Movement is essential to this hound. He reaches in the front and drives in the rear equally. You will see what is called tummy tapping where the hind leg hits the underside or belly of the hound. You will also see front action that I call sieg heil or a Nazi salute with the front legs. Both actions are objectionable and indicate a poorly built and non functional Dachshund.

Do not accept any Toy like features in the Miniature. While he is a diminutive version of the Standard, he is not a Toy dog. He is a hunting hound.

Excuse from your ring any shy or timid Dachshund - this is a serious fault.

Is there something that every judge of Dachshunds should do (not do) or notice (not notice)?
What I first note on the table examination is correct size, proportion and substance.

Are the three Ls there?

Remember the Dachshund is examined on the table and judged on the ground. Never bend over the Dachshund when on the ground to exam the dog. The dog must go back on the table for re-examination.

Please do not be afraid to weigh the miniature if you think it is too heavy or large. Familiarize yourself with how to use a scale.  Unfortunately in the US a Mini can only be weighed when it is entered in the Mini class.

Does the head taper properly? Are the eyes correctly sized? You don’t want a large or prominent eye because that style of eye will be injured very quickly. Are the nostrils open and large? Is there a slight roman nose?  Note too very large teeth in a strong jaw.

His neck must be arched and strong to support holding a mouth full of vermin.
I think of the whole hound as being slippery from nose to tail. He can slide in and slide out of any hole or warren.
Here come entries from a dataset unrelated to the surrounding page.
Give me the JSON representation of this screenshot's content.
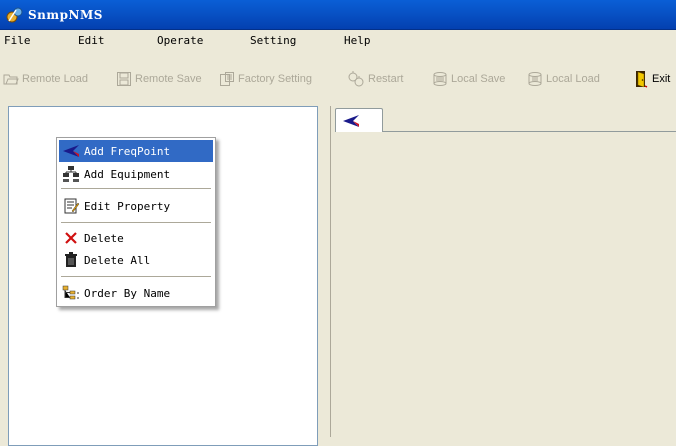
{
  "window": {
    "title": "SnmpNMS"
  },
  "menubar": {
    "items": [
      "File",
      "Edit",
      "Operate",
      "Setting",
      "Help"
    ]
  },
  "toolbar": {
    "buttons": [
      {
        "label": "Remote Load",
        "icon": "folder-open-icon",
        "enabled": false
      },
      {
        "label": "Remote Save",
        "icon": "floppy-disk-icon",
        "enabled": false
      },
      {
        "label": "Factory Setting",
        "icon": "factory-setting-icon",
        "enabled": false
      },
      {
        "label": "Restart",
        "icon": "restart-icon",
        "enabled": false
      },
      {
        "label": "Local Save",
        "icon": "local-save-icon",
        "enabled": false
      },
      {
        "label": "Local Load",
        "icon": "local-load-icon",
        "enabled": false
      },
      {
        "label": "Exit",
        "icon": "exit-door-icon",
        "enabled": true
      }
    ]
  },
  "context_menu": {
    "items": [
      {
        "label": "Add FreqPoint",
        "icon": "freqpoint-arrow-icon",
        "selected": true
      },
      {
        "label": "Add Equipment",
        "icon": "equipment-icon",
        "selected": false
      },
      {
        "label": "Edit Property",
        "icon": "edit-property-icon",
        "selected": false
      },
      {
        "label": "Delete",
        "icon": "delete-x-icon",
        "selected": false
      },
      {
        "label": "Delete All",
        "icon": "trash-can-icon",
        "selected": false
      },
      {
        "label": "Order By Name",
        "icon": "tree-order-icon",
        "selected": false
      }
    ]
  },
  "colors": {
    "titlebar": "#0853c7",
    "menu_highlight": "#316ac5",
    "window_bg": "#ece9d8"
  }
}
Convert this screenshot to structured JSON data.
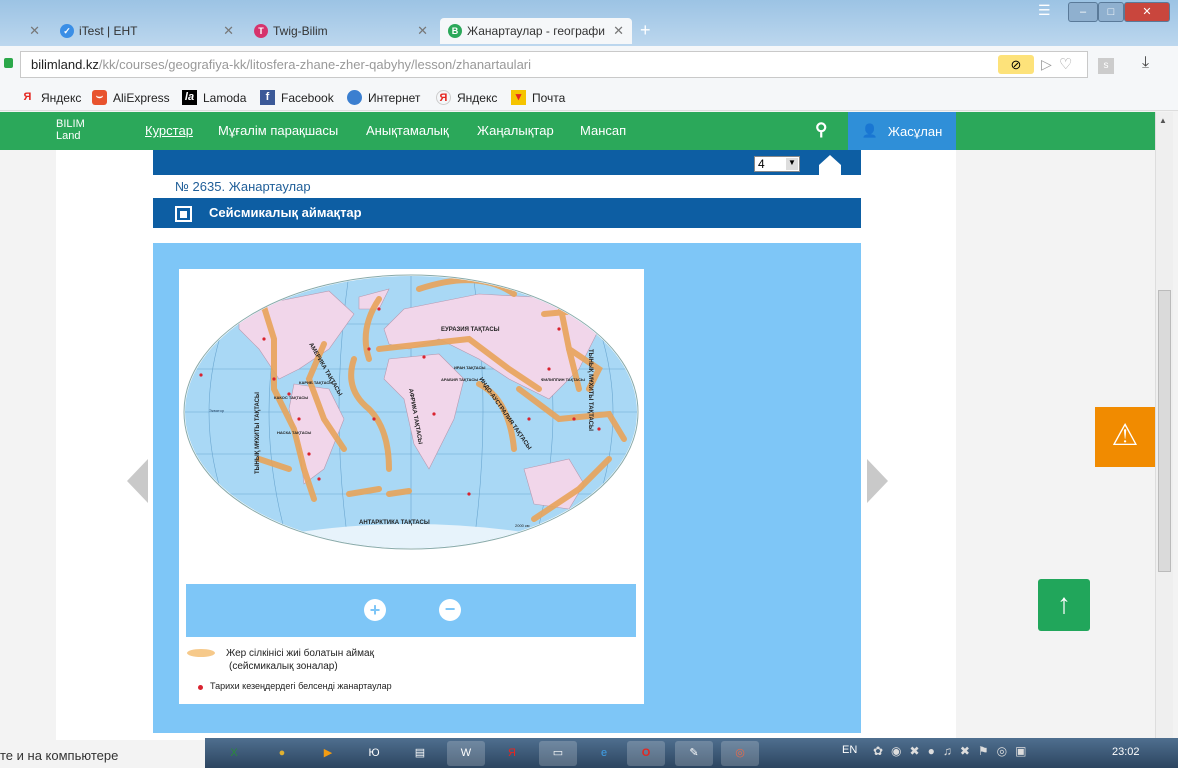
{
  "browser": {
    "tabs": [
      {
        "label": "",
        "active": false
      },
      {
        "label": "iTest | ЕНТ",
        "active": false
      },
      {
        "label": "Twig-Bilim",
        "active": false
      },
      {
        "label": "Жанартаулар - географи",
        "active": true
      }
    ],
    "url_domain": "bilimland.kz",
    "url_path": "/kk/courses/geografiya-kk/litosfera-zhane-zher-qabyhy/lesson/zhanartaulari",
    "extension_badge": "s",
    "bookmarks": [
      "Яндекс",
      "AliExpress",
      "Lamoda",
      "Facebook",
      "Интернет",
      "Яндекс",
      "Почта"
    ]
  },
  "site": {
    "logo_top": "BILIM",
    "logo_bottom": "Land",
    "nav": [
      "Курстар",
      "Мұғалім парақшасы",
      "Анықтамалық",
      "Жаңалықтар",
      "Мансап"
    ],
    "user_name": "Жасұлан",
    "page_select_value": "4",
    "lesson_title": "№ 2635. Жанартаулар",
    "section_title": "Сейсмикалық аймақтар"
  },
  "map": {
    "labels": [
      "ЕУРАЗИЯ ТАҚТАСЫ",
      "АФРИКА ТАҚТАСЫ",
      "ИНДО-АУСТРАЛИЯ ТАҚТАСЫ",
      "АНТАРКТИКА ТАҚТАСЫ",
      "АМЕРИКА ТАҚТАСЫ",
      "ТЫНЫҚ МҰХИТЫ ТАҚТАСЫ",
      "ТЫНЫҚ МҰХИТЫ ТАҚТАСЫ",
      "НАСКА ТАҚТАСЫ",
      "КАКОС ТАҚТАСЫ",
      "КАРИБ ТАҚТАСЫ",
      "ИРАН ТАҚТАСЫ",
      "АРАБИЯ ТАҚТАСЫ",
      "ФИЛИППИН ТАҚТАСЫ",
      "Экватор",
      "2000 км"
    ],
    "legend": {
      "zone_line1": "Жер сілкінісі жиі болатын аймақ",
      "zone_line2": "(сейсмикалық зоналар)",
      "volcano": "Тарихи кезеңдердегі белсенді жанартаулар"
    },
    "colors": {
      "ocean": "#a9d8f5",
      "land": "#f1d6ea",
      "seismic": "#e8a45a",
      "volcano": "#d9232f"
    }
  },
  "taskbar": {
    "left_text": "те и на компьютере",
    "lang": "EN",
    "clock": "23:02"
  }
}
I put my hands on the front of the prosternum and check for the important dimples. Follow the entire sternum bone and make sure it ends well behind the elbow line. I also lay my index finger across the top of the second thigh. A Dachshund that is properly built should be able to have a pencil laid across the tops of the second thighs and not fall off.

Check for proper coat texture in each variety during the exam.

Use your hands to examine both sides of the dog. This is a breed that is examined on the table. You need to get in and out quickly. They hate being fussed with and don’t need a full body massage. Do your exam. Let your hands give you sufficient information. Then you can put him on the ground and really judge. He needs to be bold but please do not reach down to touch him once the hound is on the ground.

What have breeders worked hard to achieve in the breed that should be acknowledged?
There is only one Dachshund. There are no excuses for differences in coat and weight. Over the years the Mini breeders have done an outstanding job in eliminating toy features in the Mini.

Conversely, what do you see that could become a problem?
We do not use our dogs in their basic original purposes. That does not mean we don’t need to be mindful of what they are. This is a breed that makes a great companion but they are not hot house flowers. They are bold, confident, clever, lively, courageous and highly intelligent. This is a lot of hunting hound with robust muscular condition in a small package.

Is there something that every judge of Dachshunds should do (not do) or notice (not notice)?
Examine on the table and judge on the ground.

Look for extreme and proper angulation based on the three Ls – Long, Low, and Level..

Remember the basic original purpose of the breed.

Trust your good instincts, based on the Breed Standard.